If you are applying to college or grad school, there’s a better way to get accepted: just hack your way in! Ok ok, I'm not entirely serious, but it might surprise you that hacking into a college’s database is theoretically possible using a method called SQL injection.
A common way to communicate with databases is to use SQL, or structured query language.
When data is entered into an online form, such as when you fill in your name, address, or phone number into your online college application, a SQL command is sent to the database that requests to add this new data to the database2. However, if a user enters an SQL command into the form instead of valid data, then it is possible to communicate with the database in a way that the creators of the website did not intend. For example, if a hacker wanted to add a new student to the database’s list of admitted students, he could enter in a formatted SQL query which might look similar to the following3:
INSERT INTO AcceptedStudents (StudentName, StudentID, Password, Email)
VALUES ('Hacker Bob','SO12345',”password1234”, “firstname.lastname@example.org);
Hasn’t anyone figured out how prevent SQL injection?
SQL injection works because SQL commands and valid input - like your name - are both strings of characters, and the database system has innate way of telling the difference. Many websites have protection against SQL injection attacks by checking to make sure there are no malignant commands. Nevertheless, SQL injection remains a common form of hacking because often times websites developers, when writing thousands and thousands of lines of code, will sometimes forget to add this security feature in certain locations. Additionally, these flaws do not impact the main functionality of the website, and thus are difficult to detect.1
I hope that all the students who are gearing up to take standardized tests (SATs, ACTs, MCATs, ATTs, ABCs, or any other tests that tries to reduce a person to a set of numbers) have realized that working hard and trying to act in a morally upright way is clearly the "wrong" way to get into college. But in all seriousness, SQL injection afflicts many more websites than one might initially assume. SQL databases constitute the majority of database systems in existence, including college application systems. If these systems do not have adequate security features, then the reliability of these systems will plummet.
Speaking of poor reliability, in my next article we will be looking into the state of Rice’s wifi.
Bright, P. How security flaws work: SQL injection. http://arstechnica.com/information-technology/2016/10/how-security-flaws-work-sql-injection/ (accessed 10/30/16), part of Ars Technica.
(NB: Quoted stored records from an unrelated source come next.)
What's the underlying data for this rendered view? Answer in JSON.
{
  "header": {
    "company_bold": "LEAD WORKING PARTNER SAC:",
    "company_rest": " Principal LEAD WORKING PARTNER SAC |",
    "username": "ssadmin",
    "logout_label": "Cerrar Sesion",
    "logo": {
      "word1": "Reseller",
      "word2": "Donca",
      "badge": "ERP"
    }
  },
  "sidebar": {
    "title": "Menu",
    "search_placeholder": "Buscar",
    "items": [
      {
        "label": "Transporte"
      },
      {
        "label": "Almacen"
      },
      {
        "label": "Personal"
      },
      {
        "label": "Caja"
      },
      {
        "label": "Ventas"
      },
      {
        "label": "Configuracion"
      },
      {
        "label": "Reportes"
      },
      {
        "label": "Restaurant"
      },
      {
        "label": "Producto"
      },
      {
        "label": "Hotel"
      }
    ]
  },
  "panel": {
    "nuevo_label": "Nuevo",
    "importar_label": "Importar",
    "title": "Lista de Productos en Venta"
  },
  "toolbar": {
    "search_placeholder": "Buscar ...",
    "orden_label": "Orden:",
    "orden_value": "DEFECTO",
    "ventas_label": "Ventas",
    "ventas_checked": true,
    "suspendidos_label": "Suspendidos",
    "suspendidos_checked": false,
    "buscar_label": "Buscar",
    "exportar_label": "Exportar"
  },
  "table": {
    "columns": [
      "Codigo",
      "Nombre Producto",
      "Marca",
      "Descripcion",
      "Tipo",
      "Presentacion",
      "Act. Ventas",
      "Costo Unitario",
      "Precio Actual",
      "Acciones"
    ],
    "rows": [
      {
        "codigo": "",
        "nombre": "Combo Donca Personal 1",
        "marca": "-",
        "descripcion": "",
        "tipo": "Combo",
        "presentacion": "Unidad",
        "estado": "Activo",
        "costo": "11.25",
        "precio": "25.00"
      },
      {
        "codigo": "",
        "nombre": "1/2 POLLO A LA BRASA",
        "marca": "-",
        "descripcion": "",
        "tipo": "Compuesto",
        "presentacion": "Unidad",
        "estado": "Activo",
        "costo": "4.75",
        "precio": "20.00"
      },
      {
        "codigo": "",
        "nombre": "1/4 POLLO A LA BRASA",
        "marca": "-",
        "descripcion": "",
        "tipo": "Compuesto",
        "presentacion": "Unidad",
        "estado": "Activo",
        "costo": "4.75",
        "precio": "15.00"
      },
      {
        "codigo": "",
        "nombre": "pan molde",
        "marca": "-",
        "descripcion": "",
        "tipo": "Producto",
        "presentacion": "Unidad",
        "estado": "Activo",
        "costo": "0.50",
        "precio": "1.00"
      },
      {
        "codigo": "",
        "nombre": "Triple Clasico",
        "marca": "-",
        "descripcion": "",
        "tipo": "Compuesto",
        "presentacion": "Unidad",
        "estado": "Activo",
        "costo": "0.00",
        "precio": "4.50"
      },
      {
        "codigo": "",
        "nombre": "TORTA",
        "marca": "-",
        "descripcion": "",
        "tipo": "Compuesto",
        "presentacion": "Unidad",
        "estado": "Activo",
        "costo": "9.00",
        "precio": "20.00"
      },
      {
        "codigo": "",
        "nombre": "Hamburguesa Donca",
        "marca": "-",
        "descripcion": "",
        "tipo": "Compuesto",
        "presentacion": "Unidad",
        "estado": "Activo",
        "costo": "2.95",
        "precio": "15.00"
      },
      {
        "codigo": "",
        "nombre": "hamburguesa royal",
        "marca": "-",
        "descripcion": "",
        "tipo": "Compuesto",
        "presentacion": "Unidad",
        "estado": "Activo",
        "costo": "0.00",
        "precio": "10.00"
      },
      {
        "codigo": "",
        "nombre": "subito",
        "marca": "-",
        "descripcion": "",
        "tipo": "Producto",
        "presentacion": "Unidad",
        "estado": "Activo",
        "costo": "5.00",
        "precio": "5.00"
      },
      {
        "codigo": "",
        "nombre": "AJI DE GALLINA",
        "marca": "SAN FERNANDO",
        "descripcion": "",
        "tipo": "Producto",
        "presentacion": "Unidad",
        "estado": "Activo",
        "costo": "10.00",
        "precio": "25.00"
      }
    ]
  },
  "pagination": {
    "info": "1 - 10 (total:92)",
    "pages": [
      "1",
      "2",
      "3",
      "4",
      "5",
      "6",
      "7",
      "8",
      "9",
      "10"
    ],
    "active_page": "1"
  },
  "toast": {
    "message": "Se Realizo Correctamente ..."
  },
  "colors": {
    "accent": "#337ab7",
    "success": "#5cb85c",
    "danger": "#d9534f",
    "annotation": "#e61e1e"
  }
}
SQL Injection. http://www.beyondsecurity.com/about-sql-injection.html (accessed 10/21/16), part of SQL Injection.
- SQL INSERT INTO Statement. http://www.w3schools.com/sql/sql_insert.asp (accessed 10/30/16), W3 Schools.